=== Task objective ===
Copy out each line of the data below in which "icon" appears.

=== Exercise materials ===
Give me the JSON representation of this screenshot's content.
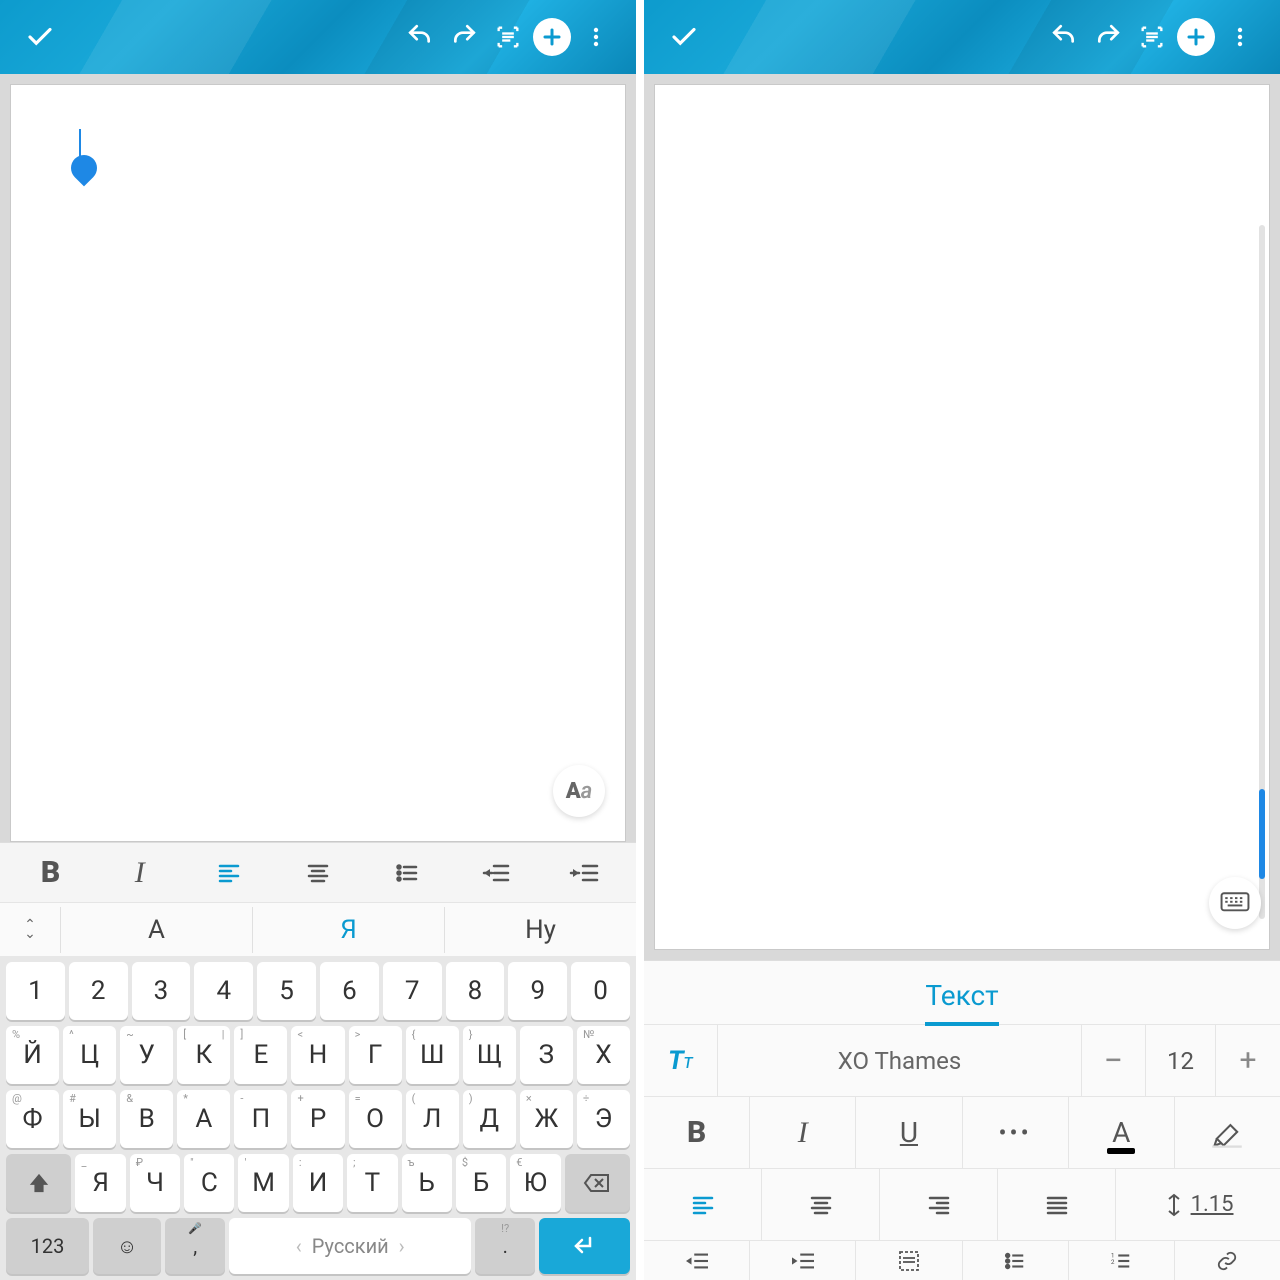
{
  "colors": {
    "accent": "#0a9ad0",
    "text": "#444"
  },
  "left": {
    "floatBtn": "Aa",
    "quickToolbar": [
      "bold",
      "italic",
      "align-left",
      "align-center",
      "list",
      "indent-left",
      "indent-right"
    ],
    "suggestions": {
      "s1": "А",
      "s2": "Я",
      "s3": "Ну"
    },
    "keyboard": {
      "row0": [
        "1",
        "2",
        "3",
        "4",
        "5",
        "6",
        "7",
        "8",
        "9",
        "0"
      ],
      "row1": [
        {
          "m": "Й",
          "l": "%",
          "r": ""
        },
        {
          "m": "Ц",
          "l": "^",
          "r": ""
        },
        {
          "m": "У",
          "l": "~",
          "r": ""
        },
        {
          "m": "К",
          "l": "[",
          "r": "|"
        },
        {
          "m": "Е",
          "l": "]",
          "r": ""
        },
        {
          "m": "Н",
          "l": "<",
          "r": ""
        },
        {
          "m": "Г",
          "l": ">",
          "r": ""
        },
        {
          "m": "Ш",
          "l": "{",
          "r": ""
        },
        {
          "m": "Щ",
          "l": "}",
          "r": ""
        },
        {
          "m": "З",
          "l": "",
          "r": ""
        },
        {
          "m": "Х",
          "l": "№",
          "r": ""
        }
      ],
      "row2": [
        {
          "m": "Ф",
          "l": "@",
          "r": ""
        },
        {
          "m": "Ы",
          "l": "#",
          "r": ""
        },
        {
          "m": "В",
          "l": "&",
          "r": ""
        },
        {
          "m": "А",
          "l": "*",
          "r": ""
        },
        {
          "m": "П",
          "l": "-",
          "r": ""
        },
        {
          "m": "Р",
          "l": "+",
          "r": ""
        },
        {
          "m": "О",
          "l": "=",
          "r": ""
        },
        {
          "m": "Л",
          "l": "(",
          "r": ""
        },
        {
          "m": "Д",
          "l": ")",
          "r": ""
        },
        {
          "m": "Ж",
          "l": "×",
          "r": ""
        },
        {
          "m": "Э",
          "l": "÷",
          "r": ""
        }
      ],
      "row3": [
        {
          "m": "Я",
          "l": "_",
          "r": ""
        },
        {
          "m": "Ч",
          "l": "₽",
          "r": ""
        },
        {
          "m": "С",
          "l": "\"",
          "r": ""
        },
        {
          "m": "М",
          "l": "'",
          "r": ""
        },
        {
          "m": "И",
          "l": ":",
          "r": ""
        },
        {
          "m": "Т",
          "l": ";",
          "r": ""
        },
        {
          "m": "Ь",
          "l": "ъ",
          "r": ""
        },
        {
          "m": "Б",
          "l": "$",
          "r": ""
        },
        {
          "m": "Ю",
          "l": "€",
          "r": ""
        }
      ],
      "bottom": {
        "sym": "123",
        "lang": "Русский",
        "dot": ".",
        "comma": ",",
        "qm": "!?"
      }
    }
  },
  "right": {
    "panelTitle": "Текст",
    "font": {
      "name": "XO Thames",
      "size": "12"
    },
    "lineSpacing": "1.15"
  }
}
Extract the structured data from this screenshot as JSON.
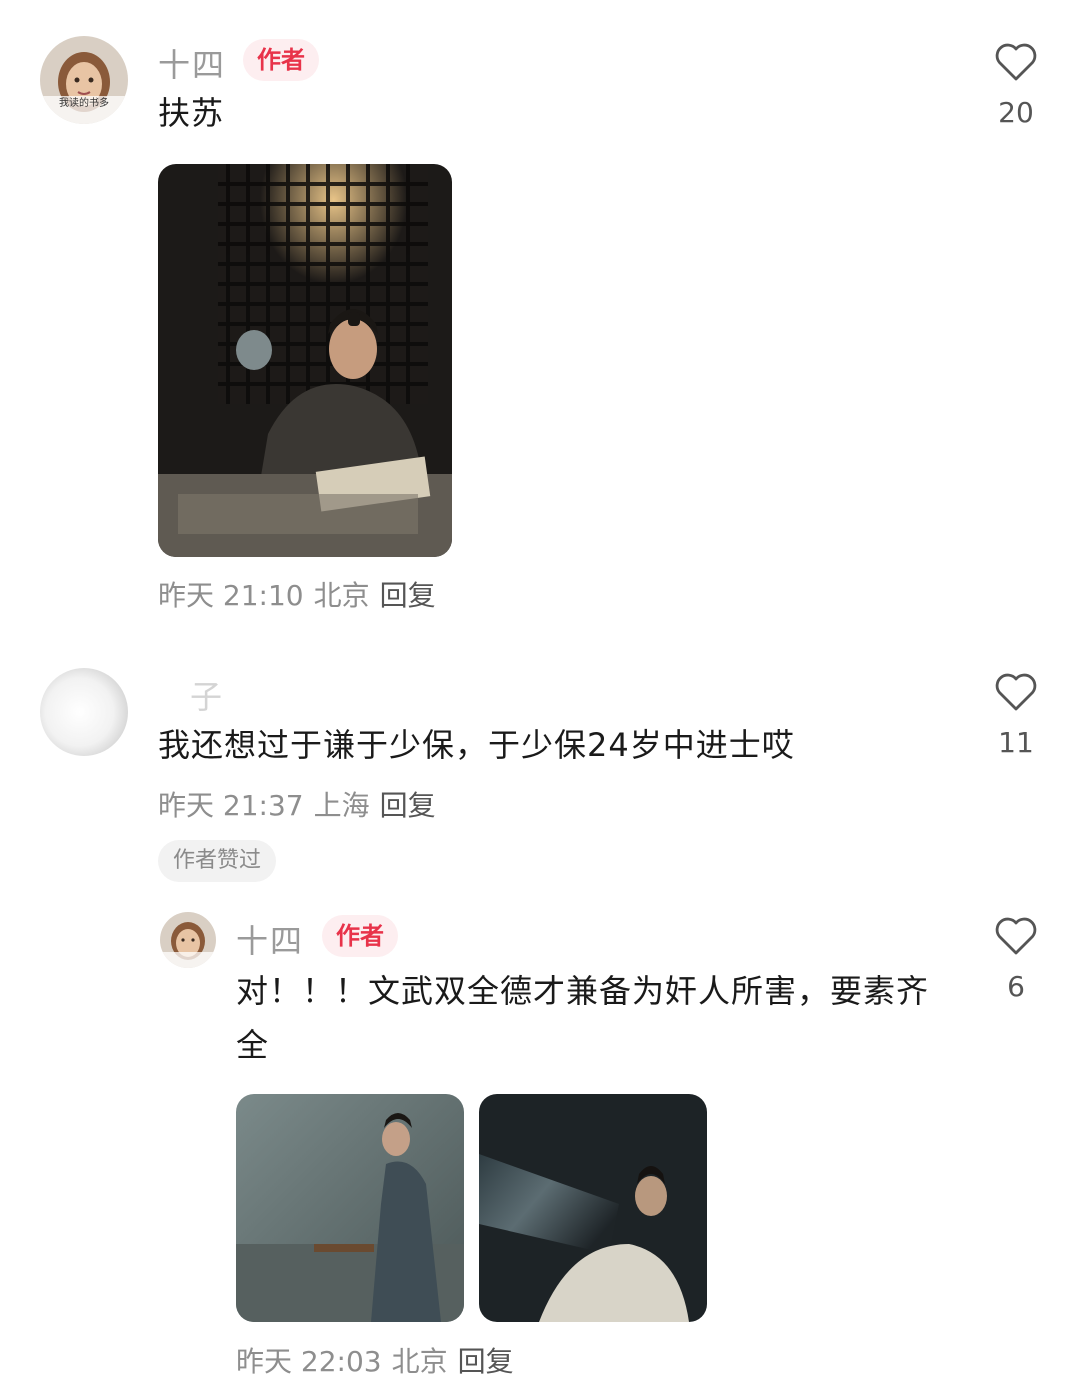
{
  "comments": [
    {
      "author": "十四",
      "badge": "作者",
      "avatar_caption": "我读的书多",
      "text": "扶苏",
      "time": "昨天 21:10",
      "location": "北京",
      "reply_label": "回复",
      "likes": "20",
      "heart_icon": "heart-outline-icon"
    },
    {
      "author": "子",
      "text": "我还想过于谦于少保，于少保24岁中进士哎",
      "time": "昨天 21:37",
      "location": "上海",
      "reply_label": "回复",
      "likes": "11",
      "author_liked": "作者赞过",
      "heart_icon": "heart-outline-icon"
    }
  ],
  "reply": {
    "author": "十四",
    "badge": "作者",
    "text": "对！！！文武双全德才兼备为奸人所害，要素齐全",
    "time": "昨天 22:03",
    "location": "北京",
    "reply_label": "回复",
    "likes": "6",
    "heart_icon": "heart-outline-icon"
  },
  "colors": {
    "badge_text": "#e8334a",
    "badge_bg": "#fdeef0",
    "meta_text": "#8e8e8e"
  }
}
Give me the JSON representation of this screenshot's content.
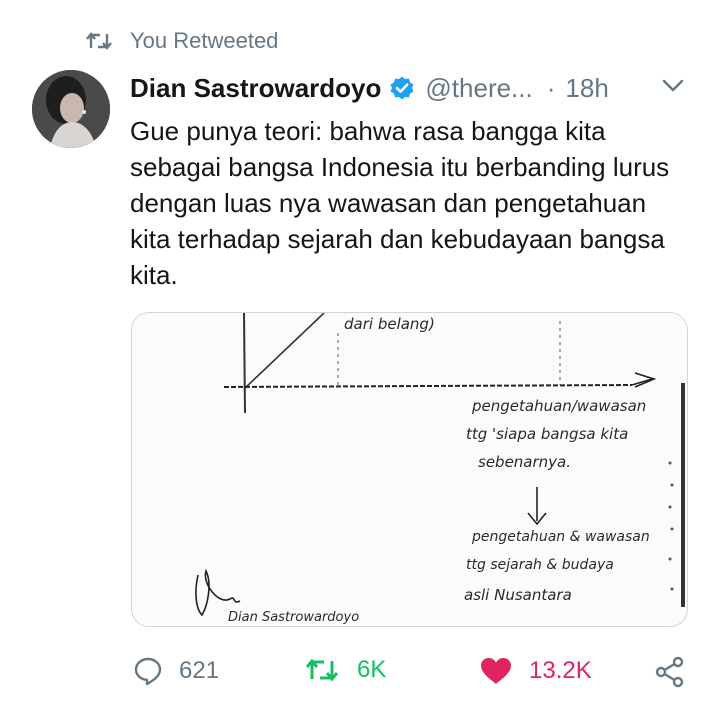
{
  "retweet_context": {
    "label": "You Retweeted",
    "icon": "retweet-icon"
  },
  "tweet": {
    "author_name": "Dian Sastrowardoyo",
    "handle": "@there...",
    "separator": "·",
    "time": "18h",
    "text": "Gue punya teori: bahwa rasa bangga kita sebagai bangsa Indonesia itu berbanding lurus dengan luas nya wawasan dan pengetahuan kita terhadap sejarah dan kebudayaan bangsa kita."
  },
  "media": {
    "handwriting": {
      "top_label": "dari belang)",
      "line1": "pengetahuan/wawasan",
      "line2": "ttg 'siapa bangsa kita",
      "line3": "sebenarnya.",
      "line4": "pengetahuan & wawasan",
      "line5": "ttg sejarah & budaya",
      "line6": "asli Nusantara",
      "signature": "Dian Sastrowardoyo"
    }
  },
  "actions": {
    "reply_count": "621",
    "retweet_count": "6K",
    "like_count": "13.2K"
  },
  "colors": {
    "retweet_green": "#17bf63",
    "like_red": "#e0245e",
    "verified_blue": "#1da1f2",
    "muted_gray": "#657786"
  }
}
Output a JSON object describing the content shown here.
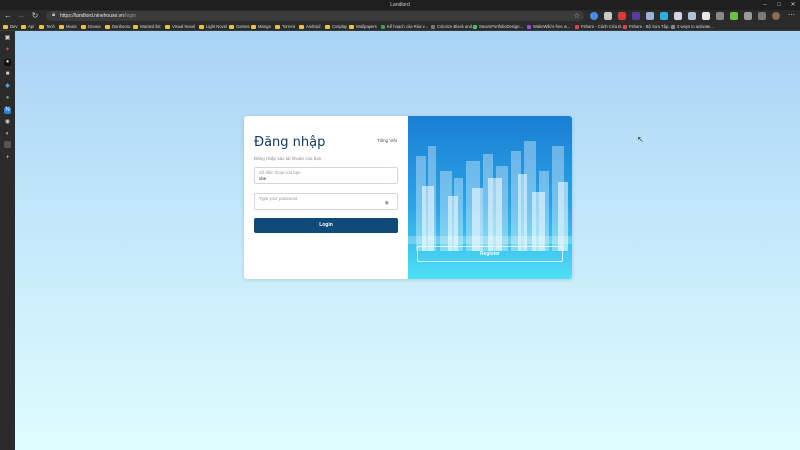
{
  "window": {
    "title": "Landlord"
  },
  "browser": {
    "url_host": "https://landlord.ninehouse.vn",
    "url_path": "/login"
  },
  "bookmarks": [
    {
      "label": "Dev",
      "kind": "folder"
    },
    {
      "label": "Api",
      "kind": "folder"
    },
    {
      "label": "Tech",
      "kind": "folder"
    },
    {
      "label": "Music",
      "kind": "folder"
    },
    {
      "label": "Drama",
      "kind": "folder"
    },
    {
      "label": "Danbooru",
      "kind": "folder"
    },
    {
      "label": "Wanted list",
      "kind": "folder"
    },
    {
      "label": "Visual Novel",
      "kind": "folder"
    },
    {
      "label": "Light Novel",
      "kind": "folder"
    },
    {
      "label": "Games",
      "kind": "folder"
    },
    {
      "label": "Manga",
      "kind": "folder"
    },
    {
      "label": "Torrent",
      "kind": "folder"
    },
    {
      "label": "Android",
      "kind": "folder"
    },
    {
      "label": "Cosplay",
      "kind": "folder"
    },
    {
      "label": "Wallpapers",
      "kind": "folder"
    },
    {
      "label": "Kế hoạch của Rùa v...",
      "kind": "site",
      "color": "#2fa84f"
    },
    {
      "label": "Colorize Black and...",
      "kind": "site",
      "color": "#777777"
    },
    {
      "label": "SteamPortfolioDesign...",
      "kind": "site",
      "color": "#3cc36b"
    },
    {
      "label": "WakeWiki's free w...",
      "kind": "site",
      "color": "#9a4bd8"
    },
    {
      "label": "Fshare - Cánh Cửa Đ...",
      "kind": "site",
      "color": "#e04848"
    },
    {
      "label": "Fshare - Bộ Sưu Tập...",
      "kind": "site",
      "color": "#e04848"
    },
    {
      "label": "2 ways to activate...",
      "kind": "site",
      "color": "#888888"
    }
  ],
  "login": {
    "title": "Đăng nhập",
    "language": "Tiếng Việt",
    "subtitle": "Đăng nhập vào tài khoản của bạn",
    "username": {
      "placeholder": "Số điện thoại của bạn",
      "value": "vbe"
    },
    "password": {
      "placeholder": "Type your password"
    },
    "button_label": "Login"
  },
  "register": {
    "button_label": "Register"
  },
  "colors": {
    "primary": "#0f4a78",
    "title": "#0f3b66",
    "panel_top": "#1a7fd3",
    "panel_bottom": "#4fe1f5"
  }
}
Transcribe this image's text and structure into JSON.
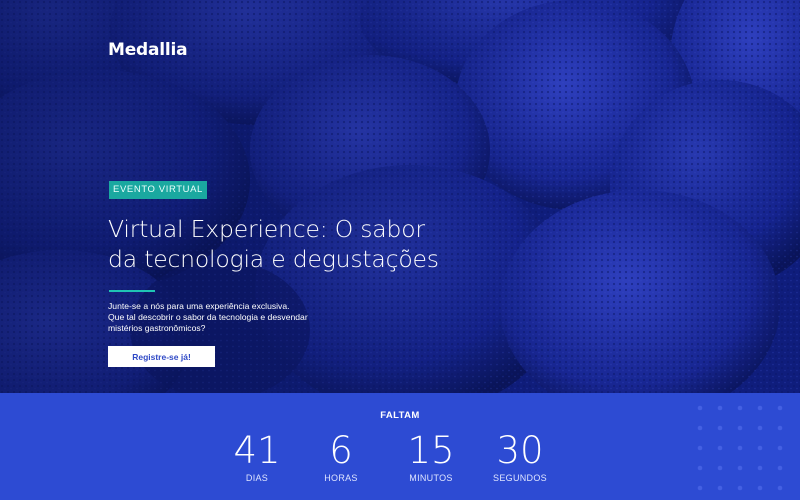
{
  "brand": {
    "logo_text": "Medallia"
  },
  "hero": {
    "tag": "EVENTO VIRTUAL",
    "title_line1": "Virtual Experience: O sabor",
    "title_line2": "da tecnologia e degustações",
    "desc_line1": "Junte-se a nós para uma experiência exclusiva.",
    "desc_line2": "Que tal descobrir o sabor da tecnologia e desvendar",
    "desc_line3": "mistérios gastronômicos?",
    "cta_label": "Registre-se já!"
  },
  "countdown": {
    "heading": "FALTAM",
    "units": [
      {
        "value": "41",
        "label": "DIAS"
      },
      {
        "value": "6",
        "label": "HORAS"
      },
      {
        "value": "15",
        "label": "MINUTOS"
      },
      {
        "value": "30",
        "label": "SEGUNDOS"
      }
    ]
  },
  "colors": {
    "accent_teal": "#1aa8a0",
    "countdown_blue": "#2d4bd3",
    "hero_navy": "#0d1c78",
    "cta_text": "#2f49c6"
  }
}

=== Response area ===
      "heart_icon": "heart-outline-icon"
      "heart_icon": "heart-outline-icon"
    "heart_icon": "heart-outline-icon"
    "icon": "retweet-icon"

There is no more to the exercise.